◆ **Action item**
Report the number of lines below in which the word "JSON" occurs. Nothing else is needed.

Dataset rows describing interfaces
***

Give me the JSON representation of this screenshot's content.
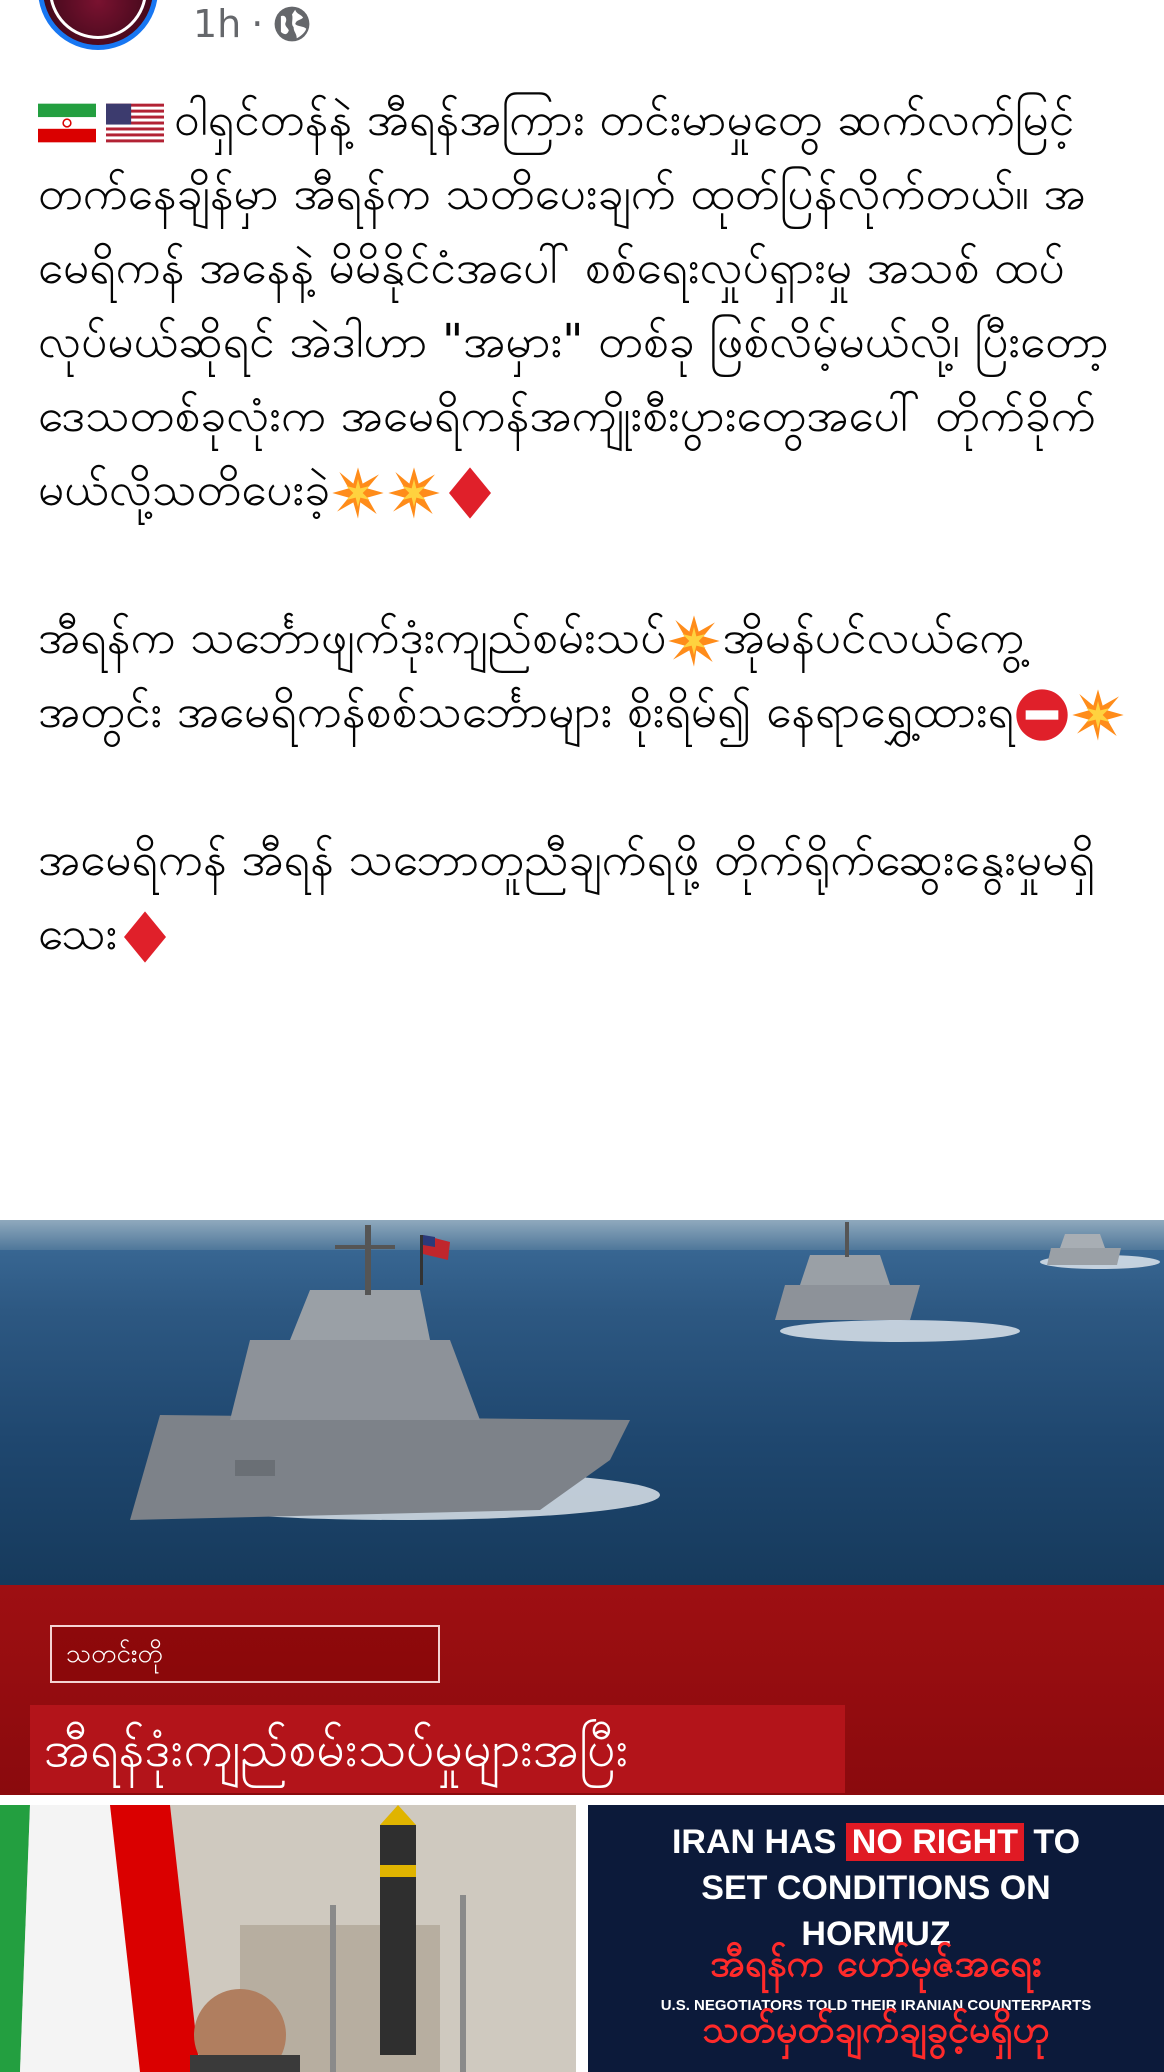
{
  "post": {
    "time": "1h",
    "separator": "·",
    "privacy_icon": "globe-icon",
    "paragraphs": [
      "ဝါရှင်တန်နဲ့ အီရန်အကြား တင်းမာမှုတွေ ဆက်လက်မြင့်တက်နေချိန်မှာ အီရန်က သတိပေးချက် ထုတ်ပြန်လိုက်တယ်။ အမေရိကန် အနေနဲ့ မိမိနိုင်ငံအပေါ် စစ်ရေးလှုပ်ရှားမှု အသစ် ထပ်လုပ်မယ်ဆိုရင် အဲဒါဟာ \"အမှား\" တစ်ခု ဖြစ်လိမ့်မယ်လို့၊ ပြီးတော့ ဒေသတစ်ခုလုံးက အမေရိကန်အကျိုးစီးပွားတွေအပေါ် တိုက်ခိုက်မယ်လို့သတိပေးခဲ့",
      "အီရန်က သင်္ဘောဖျက်ဒုံးကျည်စမ်းသပ်",
      "အိုမန်ပင်လယ်ကွေ့အတွင်း အမေရိကန်စစ်သင်္ဘောများ စိုးရိမ်၍ နေရာရွှေ့ထားရ",
      "အမေရိကန် အီရန် သဘောတူညီချက်ရဖို့ တိုက်ရိုက်ဆွေးနွေးမှုမရှိသေး"
    ]
  },
  "image_main": {
    "tag": "သတင်းတို",
    "headline": "အီရန်ဒုံးကျည်စမ်းသပ်မှုများအပြီး"
  },
  "image_right": {
    "line1_a": "IRAN HAS ",
    "line1_b": "NO RIGHT",
    "line1_c": " TO",
    "line2": "SET CONDITIONS ON",
    "line3": "HORMUZ",
    "overlay_mm_1": "အီရန်က ဟော်မုဇ်အရေး",
    "quote": "U.S. NEGOTIATORS TOLD THEIR IRANIAN COUNTERPARTS",
    "overlay_mm_2": "သတ်မှတ်ချက်ချခွင့်မရှိဟု"
  },
  "colors": {
    "accent": "#1877f2",
    "meta_text": "#65676b",
    "banner_red": "#9e0f12",
    "headline_red": "#b3141a"
  }
}
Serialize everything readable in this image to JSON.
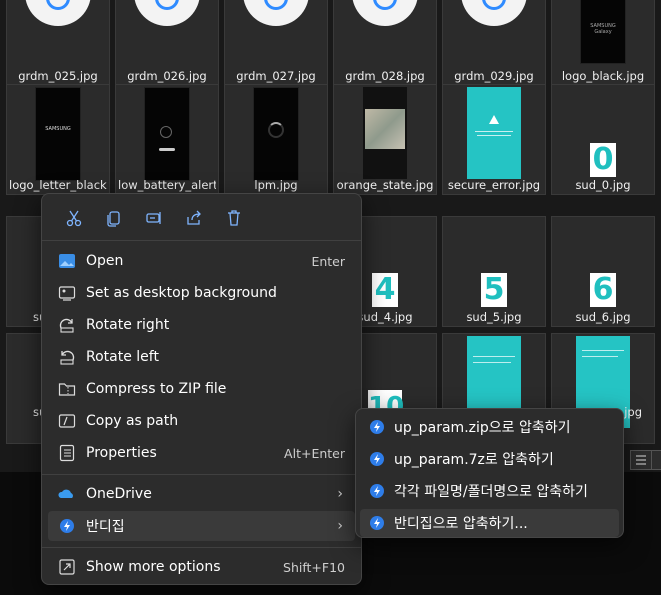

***

◆ **Written response**
2